-------- Data for review
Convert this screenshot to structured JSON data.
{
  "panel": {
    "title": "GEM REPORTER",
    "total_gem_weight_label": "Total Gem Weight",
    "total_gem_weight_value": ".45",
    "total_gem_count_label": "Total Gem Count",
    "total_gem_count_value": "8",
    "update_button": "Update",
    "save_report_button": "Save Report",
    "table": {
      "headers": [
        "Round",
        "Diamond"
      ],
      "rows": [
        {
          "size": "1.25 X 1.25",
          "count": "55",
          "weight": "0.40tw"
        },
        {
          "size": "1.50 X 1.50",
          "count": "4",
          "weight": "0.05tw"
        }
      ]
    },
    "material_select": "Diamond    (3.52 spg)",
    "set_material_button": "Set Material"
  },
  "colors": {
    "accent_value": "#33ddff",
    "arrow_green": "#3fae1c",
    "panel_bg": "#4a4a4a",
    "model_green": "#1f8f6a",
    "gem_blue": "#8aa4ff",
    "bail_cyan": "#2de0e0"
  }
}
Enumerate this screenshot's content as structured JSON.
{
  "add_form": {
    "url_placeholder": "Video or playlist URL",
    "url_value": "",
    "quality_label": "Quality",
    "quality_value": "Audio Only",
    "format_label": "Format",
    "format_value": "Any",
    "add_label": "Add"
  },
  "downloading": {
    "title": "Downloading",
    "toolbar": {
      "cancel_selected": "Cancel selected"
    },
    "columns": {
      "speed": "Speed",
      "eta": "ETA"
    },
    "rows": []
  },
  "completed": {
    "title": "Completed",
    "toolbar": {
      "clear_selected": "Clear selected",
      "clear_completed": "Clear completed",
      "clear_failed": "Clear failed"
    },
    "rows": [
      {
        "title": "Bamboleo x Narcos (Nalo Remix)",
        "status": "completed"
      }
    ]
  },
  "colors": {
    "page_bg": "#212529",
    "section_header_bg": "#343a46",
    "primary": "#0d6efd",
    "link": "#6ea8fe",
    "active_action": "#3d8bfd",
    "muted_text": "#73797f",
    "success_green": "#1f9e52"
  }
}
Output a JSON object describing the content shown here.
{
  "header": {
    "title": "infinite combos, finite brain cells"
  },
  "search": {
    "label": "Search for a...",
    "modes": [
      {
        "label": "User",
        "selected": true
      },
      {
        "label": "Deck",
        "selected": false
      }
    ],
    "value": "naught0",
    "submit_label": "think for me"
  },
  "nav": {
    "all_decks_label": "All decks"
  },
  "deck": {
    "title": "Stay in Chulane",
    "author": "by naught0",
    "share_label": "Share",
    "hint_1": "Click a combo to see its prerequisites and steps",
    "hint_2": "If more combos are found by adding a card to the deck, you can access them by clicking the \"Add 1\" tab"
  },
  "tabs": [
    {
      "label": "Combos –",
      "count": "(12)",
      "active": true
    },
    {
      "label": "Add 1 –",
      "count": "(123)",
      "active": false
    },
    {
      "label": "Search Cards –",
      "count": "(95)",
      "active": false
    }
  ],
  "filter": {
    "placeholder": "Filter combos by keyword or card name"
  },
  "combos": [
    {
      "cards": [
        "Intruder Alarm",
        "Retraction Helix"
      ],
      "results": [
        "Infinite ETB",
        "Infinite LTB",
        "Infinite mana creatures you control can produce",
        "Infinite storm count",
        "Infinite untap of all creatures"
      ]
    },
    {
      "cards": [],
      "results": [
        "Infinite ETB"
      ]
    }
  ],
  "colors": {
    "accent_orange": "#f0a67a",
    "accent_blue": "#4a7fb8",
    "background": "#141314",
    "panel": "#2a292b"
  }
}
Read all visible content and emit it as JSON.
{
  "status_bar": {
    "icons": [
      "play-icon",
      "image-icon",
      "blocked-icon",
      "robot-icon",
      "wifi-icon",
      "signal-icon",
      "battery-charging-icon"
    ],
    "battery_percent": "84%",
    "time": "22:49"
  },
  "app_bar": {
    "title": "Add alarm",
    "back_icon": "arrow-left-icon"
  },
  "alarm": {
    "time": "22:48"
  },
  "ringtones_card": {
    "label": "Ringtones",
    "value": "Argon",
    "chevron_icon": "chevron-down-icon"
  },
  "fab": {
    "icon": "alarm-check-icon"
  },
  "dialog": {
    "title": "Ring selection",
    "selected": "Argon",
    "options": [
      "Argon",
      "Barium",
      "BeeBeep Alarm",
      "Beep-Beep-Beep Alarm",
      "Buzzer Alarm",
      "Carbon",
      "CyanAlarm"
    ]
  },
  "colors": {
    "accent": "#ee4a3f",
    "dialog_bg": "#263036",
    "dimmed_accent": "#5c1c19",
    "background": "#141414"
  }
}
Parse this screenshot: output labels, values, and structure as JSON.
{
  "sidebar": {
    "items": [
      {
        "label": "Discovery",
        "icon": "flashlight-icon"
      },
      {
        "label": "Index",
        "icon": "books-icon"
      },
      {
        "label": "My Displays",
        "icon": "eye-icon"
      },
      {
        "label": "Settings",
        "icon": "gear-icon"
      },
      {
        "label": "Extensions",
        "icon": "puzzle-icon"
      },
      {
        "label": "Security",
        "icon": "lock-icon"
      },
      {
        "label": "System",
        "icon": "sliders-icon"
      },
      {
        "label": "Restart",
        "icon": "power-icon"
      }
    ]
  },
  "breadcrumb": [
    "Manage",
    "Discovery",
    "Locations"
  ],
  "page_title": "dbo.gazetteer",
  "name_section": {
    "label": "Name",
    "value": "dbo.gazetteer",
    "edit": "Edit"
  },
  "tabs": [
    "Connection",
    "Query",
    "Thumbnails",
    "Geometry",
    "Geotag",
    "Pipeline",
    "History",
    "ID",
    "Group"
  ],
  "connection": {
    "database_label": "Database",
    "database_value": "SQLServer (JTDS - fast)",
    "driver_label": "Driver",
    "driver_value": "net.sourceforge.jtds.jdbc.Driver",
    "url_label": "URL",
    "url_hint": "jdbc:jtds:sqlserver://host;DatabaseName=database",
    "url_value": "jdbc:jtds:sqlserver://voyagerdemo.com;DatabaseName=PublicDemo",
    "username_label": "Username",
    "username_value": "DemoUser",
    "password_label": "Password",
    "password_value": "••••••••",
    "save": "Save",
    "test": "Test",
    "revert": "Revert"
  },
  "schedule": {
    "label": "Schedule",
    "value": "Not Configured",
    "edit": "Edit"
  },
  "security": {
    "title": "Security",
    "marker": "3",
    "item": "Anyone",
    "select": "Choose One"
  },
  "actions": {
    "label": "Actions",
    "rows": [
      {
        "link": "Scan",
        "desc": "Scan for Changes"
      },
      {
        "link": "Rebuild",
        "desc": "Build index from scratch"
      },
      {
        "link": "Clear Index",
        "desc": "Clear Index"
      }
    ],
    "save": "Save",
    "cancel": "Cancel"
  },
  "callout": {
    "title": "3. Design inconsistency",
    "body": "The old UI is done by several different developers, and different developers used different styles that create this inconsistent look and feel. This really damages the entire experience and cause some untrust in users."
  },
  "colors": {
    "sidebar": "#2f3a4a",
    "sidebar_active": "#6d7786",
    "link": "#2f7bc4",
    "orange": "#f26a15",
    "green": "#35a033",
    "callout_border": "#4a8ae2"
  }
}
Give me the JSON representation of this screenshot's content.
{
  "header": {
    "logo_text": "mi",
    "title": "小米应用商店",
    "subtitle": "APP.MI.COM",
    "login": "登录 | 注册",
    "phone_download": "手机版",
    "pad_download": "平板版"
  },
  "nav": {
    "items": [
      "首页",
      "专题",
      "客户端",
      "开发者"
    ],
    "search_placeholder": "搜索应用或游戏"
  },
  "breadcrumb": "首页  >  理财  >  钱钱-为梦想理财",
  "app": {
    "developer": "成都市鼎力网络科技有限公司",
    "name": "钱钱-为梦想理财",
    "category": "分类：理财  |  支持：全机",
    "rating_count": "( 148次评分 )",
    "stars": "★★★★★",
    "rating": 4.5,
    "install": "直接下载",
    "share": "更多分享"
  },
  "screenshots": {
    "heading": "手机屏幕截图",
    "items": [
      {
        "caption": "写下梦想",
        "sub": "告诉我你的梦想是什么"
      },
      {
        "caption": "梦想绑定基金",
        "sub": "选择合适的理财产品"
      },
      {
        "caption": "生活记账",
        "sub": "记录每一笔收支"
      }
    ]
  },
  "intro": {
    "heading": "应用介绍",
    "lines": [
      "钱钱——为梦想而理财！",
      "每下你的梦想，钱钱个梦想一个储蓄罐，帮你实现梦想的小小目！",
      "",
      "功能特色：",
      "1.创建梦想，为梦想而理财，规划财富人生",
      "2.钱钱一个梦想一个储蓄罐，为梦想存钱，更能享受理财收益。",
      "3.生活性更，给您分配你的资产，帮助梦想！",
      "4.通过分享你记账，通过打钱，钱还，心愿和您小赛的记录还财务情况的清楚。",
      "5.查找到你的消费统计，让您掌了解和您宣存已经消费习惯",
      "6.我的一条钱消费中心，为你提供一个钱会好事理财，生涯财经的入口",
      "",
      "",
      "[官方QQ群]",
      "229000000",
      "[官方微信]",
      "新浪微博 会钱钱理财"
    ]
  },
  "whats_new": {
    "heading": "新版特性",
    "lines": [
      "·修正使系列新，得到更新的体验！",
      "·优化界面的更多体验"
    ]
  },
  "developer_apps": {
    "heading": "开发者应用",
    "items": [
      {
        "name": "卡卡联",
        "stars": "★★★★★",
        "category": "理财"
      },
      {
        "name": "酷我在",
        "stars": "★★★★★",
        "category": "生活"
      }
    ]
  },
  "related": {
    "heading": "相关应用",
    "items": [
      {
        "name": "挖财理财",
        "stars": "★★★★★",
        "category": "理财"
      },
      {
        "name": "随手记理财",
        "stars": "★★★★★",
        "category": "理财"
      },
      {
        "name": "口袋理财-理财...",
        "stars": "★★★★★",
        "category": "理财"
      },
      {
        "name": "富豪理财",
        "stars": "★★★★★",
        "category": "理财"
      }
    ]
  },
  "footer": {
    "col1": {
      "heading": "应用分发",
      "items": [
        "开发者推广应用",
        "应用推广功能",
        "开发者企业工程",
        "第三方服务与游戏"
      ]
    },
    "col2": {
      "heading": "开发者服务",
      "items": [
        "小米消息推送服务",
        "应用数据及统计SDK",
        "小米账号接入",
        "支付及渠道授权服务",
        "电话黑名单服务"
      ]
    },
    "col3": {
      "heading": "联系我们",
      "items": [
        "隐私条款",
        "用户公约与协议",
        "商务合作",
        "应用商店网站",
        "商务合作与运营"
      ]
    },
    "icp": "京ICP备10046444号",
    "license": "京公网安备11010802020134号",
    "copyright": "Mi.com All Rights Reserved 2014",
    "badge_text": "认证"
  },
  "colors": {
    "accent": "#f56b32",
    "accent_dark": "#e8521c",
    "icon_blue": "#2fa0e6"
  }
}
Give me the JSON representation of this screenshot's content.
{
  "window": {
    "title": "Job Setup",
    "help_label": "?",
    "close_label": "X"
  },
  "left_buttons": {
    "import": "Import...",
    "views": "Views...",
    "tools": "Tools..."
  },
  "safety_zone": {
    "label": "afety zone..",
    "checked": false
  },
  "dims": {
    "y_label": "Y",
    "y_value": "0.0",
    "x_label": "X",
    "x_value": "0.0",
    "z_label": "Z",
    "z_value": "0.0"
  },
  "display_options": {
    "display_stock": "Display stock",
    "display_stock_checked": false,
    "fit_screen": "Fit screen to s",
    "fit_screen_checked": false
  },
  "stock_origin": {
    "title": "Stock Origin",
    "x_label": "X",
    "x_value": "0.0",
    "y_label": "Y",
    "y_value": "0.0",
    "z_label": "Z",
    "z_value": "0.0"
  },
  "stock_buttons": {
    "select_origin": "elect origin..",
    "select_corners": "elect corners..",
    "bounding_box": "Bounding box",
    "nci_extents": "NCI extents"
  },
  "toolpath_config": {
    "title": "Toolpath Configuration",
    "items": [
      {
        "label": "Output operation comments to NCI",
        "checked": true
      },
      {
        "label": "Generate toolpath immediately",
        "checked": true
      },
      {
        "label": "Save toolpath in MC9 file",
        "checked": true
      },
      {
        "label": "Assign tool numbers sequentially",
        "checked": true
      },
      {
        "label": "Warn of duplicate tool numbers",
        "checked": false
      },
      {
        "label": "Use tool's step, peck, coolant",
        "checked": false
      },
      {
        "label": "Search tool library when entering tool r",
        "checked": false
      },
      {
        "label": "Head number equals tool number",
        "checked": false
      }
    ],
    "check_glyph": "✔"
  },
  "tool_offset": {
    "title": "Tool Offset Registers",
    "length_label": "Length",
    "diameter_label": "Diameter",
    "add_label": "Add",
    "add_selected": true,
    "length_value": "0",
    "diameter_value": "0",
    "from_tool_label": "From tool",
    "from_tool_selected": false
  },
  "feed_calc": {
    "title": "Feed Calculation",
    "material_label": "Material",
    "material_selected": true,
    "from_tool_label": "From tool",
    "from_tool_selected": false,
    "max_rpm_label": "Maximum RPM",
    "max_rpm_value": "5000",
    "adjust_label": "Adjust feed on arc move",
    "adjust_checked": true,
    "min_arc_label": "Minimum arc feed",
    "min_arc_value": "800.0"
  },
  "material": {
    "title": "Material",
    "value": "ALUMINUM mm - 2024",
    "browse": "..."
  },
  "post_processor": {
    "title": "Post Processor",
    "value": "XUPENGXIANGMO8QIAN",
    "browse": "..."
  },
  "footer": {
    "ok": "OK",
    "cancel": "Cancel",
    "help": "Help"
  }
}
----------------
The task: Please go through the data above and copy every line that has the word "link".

Response area:
    "link": "#6ea8fe",
        "link": "Scan",
        "link": "Rebuild",
        "link": "Clear Index",
    "link": "#2f7bc4",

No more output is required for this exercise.